> **Work to complete**:
Although the records contain pictures, only their text should be reproduced, exactly as written.

> **Excerpts from an interface dataset**:
BEGIN
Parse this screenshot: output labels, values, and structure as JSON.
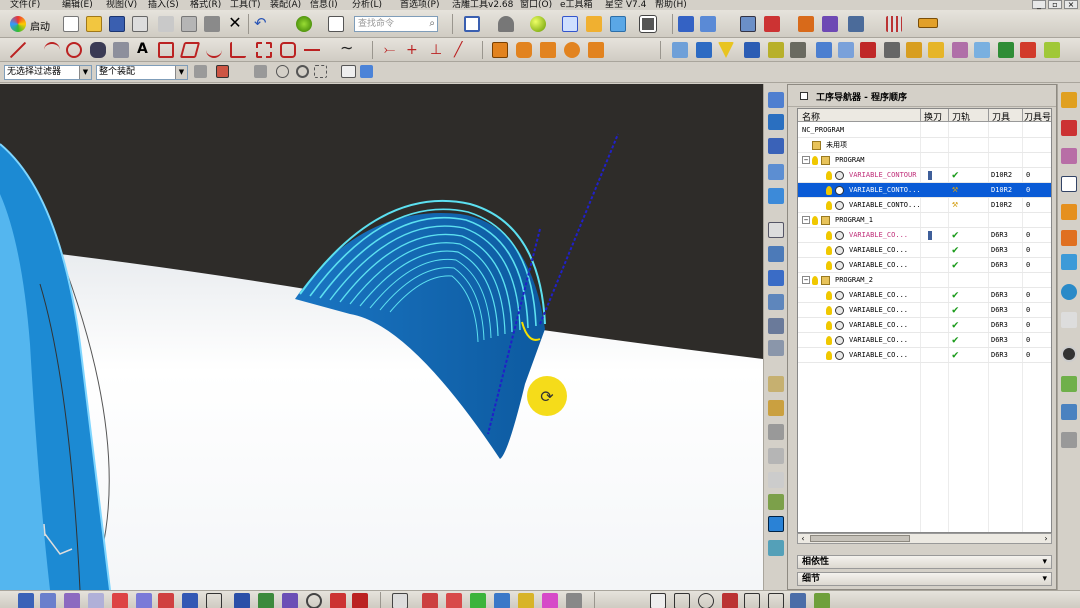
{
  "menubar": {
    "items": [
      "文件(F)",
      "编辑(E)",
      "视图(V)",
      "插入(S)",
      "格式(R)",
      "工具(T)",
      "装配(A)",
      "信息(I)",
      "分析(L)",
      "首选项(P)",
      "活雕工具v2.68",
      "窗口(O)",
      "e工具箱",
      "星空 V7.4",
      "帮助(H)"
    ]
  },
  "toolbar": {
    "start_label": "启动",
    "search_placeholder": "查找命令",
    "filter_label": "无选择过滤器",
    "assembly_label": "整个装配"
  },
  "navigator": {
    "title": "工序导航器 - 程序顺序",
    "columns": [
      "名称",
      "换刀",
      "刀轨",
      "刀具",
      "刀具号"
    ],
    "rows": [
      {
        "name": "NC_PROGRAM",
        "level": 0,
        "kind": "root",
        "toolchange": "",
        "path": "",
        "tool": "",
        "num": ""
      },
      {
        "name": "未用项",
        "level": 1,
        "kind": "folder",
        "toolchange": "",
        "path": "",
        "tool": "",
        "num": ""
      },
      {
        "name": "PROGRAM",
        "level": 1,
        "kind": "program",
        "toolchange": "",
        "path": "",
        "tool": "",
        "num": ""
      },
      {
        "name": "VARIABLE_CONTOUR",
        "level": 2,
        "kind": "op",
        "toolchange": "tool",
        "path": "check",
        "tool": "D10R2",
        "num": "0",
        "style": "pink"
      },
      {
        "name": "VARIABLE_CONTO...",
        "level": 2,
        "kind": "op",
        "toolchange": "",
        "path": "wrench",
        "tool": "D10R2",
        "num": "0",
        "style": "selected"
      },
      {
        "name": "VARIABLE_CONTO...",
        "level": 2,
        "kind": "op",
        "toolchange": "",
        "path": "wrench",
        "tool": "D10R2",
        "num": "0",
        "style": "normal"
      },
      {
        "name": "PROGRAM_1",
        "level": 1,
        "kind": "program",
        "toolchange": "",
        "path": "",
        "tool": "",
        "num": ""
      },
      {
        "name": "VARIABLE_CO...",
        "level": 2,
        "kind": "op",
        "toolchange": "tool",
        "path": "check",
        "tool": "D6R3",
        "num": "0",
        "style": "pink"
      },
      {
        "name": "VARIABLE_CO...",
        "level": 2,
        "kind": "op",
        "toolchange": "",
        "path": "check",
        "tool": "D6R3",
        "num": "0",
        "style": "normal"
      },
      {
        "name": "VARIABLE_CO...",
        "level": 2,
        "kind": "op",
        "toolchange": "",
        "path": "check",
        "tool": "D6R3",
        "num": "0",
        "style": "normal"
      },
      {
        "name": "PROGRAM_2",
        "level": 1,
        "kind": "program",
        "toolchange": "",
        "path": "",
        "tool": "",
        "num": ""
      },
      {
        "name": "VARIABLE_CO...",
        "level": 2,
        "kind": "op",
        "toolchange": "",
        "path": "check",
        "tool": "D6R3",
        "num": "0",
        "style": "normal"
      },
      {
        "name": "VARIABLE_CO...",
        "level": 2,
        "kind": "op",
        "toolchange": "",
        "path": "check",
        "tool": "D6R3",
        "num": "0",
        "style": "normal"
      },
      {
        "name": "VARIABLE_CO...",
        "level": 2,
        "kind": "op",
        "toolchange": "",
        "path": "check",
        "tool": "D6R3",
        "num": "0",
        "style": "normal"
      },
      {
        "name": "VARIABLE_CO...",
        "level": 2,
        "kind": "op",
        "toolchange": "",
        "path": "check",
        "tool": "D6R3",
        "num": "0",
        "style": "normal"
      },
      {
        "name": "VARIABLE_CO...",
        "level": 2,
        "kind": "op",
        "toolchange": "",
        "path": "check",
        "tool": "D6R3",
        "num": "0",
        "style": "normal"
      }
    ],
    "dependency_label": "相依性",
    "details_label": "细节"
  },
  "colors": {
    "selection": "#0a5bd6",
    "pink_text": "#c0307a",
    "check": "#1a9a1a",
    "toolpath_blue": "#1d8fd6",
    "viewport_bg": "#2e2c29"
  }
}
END
> **Exercise solution**:
Parse this screenshot: output labels, values, and structure as JSON.
{
  "menubar": {
    "items": [
      "文件(F)",
      "编辑(E)",
      "视图(V)",
      "插入(S)",
      "格式(R)",
      "工具(T)",
      "装配(A)",
      "信息(I)",
      "分析(L)",
      "首选项(P)",
      "活雕工具v2.68",
      "窗口(O)",
      "e工具箱",
      "星空 V7.4",
      "帮助(H)"
    ]
  },
  "toolbar": {
    "start_label": "启动",
    "search_placeholder": "查找命令",
    "filter_label": "无选择过滤器",
    "assembly_label": "整个装配"
  },
  "navigator": {
    "title": "工序导航器 - 程序顺序",
    "columns": [
      "名称",
      "换刀",
      "刀轨",
      "刀具",
      "刀具号"
    ],
    "rows": [
      {
        "name": "NC_PROGRAM",
        "level": 0,
        "kind": "root",
        "toolchange": "",
        "path": "",
        "tool": "",
        "num": ""
      },
      {
        "name": "未用项",
        "level": 1,
        "kind": "folder",
        "toolchange": "",
        "path": "",
        "tool": "",
        "num": ""
      },
      {
        "name": "PROGRAM",
        "level": 1,
        "kind": "program",
        "toolchange": "",
        "path": "",
        "tool": "",
        "num": ""
      },
      {
        "name": "VARIABLE_CONTOUR",
        "level": 2,
        "kind": "op",
        "toolchange": "tool",
        "path": "check",
        "tool": "D10R2",
        "num": "0",
        "style": "pink"
      },
      {
        "name": "VARIABLE_CONTO...",
        "level": 2,
        "kind": "op",
        "toolchange": "",
        "path": "wrench",
        "tool": "D10R2",
        "num": "0",
        "style": "selected"
      },
      {
        "name": "VARIABLE_CONTO...",
        "level": 2,
        "kind": "op",
        "toolchange": "",
        "path": "wrench",
        "tool": "D10R2",
        "num": "0",
        "style": "normal"
      },
      {
        "name": "PROGRAM_1",
        "level": 1,
        "kind": "program",
        "toolchange": "",
        "path": "",
        "tool": "",
        "num": ""
      },
      {
        "name": "VARIABLE_CO...",
        "level": 2,
        "kind": "op",
        "toolchange": "tool",
        "path": "check",
        "tool": "D6R3",
        "num": "0",
        "style": "pink"
      },
      {
        "name": "VARIABLE_CO...",
        "level": 2,
        "kind": "op",
        "toolchange": "",
        "path": "check",
        "tool": "D6R3",
        "num": "0",
        "style": "normal"
      },
      {
        "name": "VARIABLE_CO...",
        "level": 2,
        "kind": "op",
        "toolchange": "",
        "path": "check",
        "tool": "D6R3",
        "num": "0",
        "style": "normal"
      },
      {
        "name": "PROGRAM_2",
        "level": 1,
        "kind": "program",
        "toolchange": "",
        "path": "",
        "tool": "",
        "num": ""
      },
      {
        "name": "VARIABLE_CO...",
        "level": 2,
        "kind": "op",
        "toolchange": "",
        "path": "check",
        "tool": "D6R3",
        "num": "0",
        "style": "normal"
      },
      {
        "name": "VARIABLE_CO...",
        "level": 2,
        "kind": "op",
        "toolchange": "",
        "path": "check",
        "tool": "D6R3",
        "num": "0",
        "style": "normal"
      },
      {
        "name": "VARIABLE_CO...",
        "level": 2,
        "kind": "op",
        "toolchange": "",
        "path": "check",
        "tool": "D6R3",
        "num": "0",
        "style": "normal"
      },
      {
        "name": "VARIABLE_CO...",
        "level": 2,
        "kind": "op",
        "toolchange": "",
        "path": "check",
        "tool": "D6R3",
        "num": "0",
        "style": "normal"
      },
      {
        "name": "VARIABLE_CO...",
        "level": 2,
        "kind": "op",
        "toolchange": "",
        "path": "check",
        "tool": "D6R3",
        "num": "0",
        "style": "normal"
      }
    ],
    "dependency_label": "相依性",
    "details_label": "细节"
  },
  "colors": {
    "selection": "#0a5bd6",
    "pink_text": "#c0307a",
    "check": "#1a9a1a",
    "toolpath_blue": "#1d8fd6",
    "viewport_bg": "#2e2c29"
  }
}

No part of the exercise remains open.